OSHA suggests micro breaks and task rotations4to reduce the strain of repetition and also offers a series of ergonomic solutions in the sections dedicated to the presentation of keyboard components (height, distance, design and use), and wrist rests which highlight both potential disruption to neutral alignment (e.g.; typing with a bent and unsupported wrist) and possible remedies. Similarly, the presentation on alternative keyboards (tilted and split) offers an ergonomic solution aimed at restoring neutral wrist and hand alignment.

Eyes, Vision, and Glare

The terminal reflects light which strains eyesight, and bright lights shining on the display cause the images on screen to washout, in turn causing an inability to see what is dispayed onscreen and awkward positions designed to compensate for obstructed viewing. Simlarly bright lights behind the computer cause contrast problems, which make it more diffcult to see the display. These environmental factors combined with computer component factors such as monitor position, height and angle, are presented in the OSHA eTool both to highlight the potential hazaards of eye strain and to point to ergonomic solutions to prevent eye injuries.

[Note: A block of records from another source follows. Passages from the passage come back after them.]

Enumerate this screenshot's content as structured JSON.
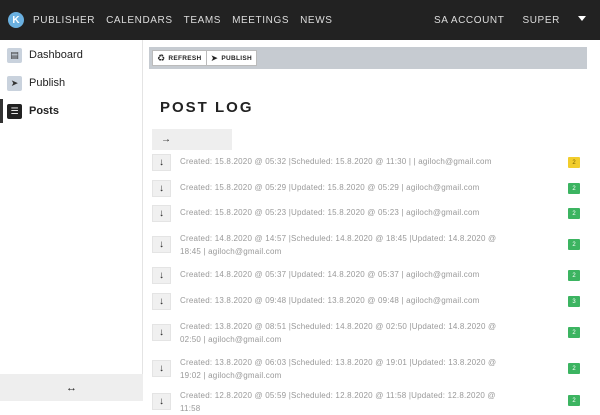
{
  "topbar": {
    "logo_letter": "K",
    "nav": [
      "PUBLISHER",
      "CALENDARS",
      "TEAMS",
      "MEETINGS",
      "NEWS"
    ],
    "right_nav": [
      "SA ACCOUNT",
      "SUPER"
    ]
  },
  "sidebar": {
    "items": [
      {
        "label": "Dashboard",
        "icon": "chart-icon",
        "glyph": "▤"
      },
      {
        "label": "Publish",
        "icon": "send-icon",
        "glyph": "➤"
      },
      {
        "label": "Posts",
        "icon": "list-icon",
        "glyph": "☰"
      }
    ],
    "active": "Posts",
    "footer_glyph": "↔"
  },
  "toolbar": {
    "refresh_label": "REFRESH",
    "publish_label": "PUBLISH"
  },
  "page": {
    "title": "POST LOG",
    "arrow_glyph": "→"
  },
  "posts": [
    {
      "text": "Created: 15.8.2020 @ 05:32   |Scheduled: 15.8.2020 @ 11:30   |   |   agiloch@gmail.com",
      "badge": "2",
      "badge_color": "#f2cd2c"
    },
    {
      "text": "Created: 15.8.2020 @ 05:29   |Updated: 15.8.2020 @ 05:29   |   agiloch@gmail.com",
      "badge": "2",
      "badge_color": "#3cb461"
    },
    {
      "text": "Created: 15.8.2020 @ 05:23   |Updated: 15.8.2020 @ 05:23   |   agiloch@gmail.com",
      "badge": "2",
      "badge_color": "#3cb461"
    },
    {
      "text": "Created: 14.8.2020 @ 14:57   |Scheduled: 14.8.2020 @ 18:45   |Updated: 14.8.2020 @ 18:45   |   agiloch@gmail.com",
      "badge": "2",
      "badge_color": "#3cb461"
    },
    {
      "text": "Created: 14.8.2020 @ 05:37   |Updated: 14.8.2020 @ 05:37   |   agiloch@gmail.com",
      "badge": "2",
      "badge_color": "#3cb461"
    },
    {
      "text": "Created: 13.8.2020 @ 09:48   |Updated: 13.8.2020 @ 09:48   |   agiloch@gmail.com",
      "badge": "3",
      "badge_color": "#3cb461"
    },
    {
      "text": "Created: 13.8.2020 @ 08:51   |Scheduled: 14.8.2020 @ 02:50   |Updated: 14.8.2020 @ 02:50   |   agiloch@gmail.com",
      "badge": "2",
      "badge_color": "#3cb461"
    },
    {
      "text": "Created: 13.8.2020 @ 06:03   |Scheduled: 13.8.2020 @ 19:01   |Updated: 13.8.2020 @ 19:02   |   agiloch@gmail.com",
      "badge": "2",
      "badge_color": "#3cb461"
    },
    {
      "text": "Created: 12.8.2020 @ 05:59   |Scheduled: 12.8.2020 @ 11:58   |Updated: 12.8.2020 @ 11:58",
      "badge": "2",
      "badge_color": "#3cb461"
    }
  ],
  "row_arrow_glyph": "↓"
}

Judicious positionning of lights, use of blinds, non-reflective wall paint and glare filters are some of the recommended OSHA solutions. Monitor distance (20 to 40 inches from eyes to front of display), viewing angle (15 to 20 degrees below a horizontal line of vision), as well as viewing time, which needs to be interrupted for blinking purposes and to avoid dry eyes, are some of the very useful guidelines that OSHA provides to prevent eye strain and to protect vision at the computer.

There are also various types of anti-glare coatings which may be applied directly to reading/viewing glasses, and obtained via optometrists.

Breath & Air Quality

Whether it is inadequate proximity to sources of conditionned air or heat forced through the room, insufficient or inadequate ventilation, temperatures above or below optimal conditions, the quality of the air we breathe has an impact on comfort and productivity, when it is not directly related to eye ailments and allergies. OSHA recommends ambient air flow rates between 3 and 6 inches per second, room temperatures between 68°F and 74°F during the cold season and 73°F to 78°F during the hot season, and relative humidity of the air between 30 and 60%.

OSHA also mentions VOCs (volatile organic compounds), chemicals, ozone and particles coming from computers and peripherals (e.g. printers) which affect air quality and recommends, among several points, inquiring with computers manufacturers directly. OSHA also recommends to "air out" new equipment prior to installation and to ensure adeqate ventillation in this regards.

Physical Activity & Stamina

According to the 2010 World Health Organisation (WHO) status report on NCDs (noncommunicable diseases) such as cancer, cardiovascular diseases and chronic respiratory diseases, six percent of all deaths are attributed to physical inactivity making it the fourth largest risk factor for global mortality. This is chilling news for a very sendentary and cushy profession, and one that gives further heed to First Lady (& Dharma) Michelle Obama's Let's Move! campaign.

Minding Our Bodies

OSHA may be well known to translators for all the translations it generates: MSDS (Manufacturer Safety Data Sheets) for workplace products, standards for workplace safety, and for the trusted seals of approval that it delivers. However, as the above discussion of the potential hazards of computer workstations reveals, and ergonomic recommendations suggest, there is good reason to use the OSHA guidelines for ourselves, to mind our bodies, and to protect the joy of translation.


Ricoeur, P. (2004) Sur la traduction. Paris, France: Editions Bayard.

OSHA website - Occupational Safety and Health Administration:www.osha.gov [Link visited Jan 23, 2012]

World Health Organization - (2010) Global Status Report on Non-communicable diseases. Available online at http://www.who.int/chp/ncd global status report/en/index.html [Link visited Jan 23, 2012]

1 http://www.osha.gov/about.html

2 http://www.osha.gov/SLTC/etools/computerworkstations/index.html

3 http://www.osha.gov/SLTC/etools/computerworkstations/more.html#repetition

4 http://www.osha.gov/SLTC/etools/computerworkstations/workprocess.html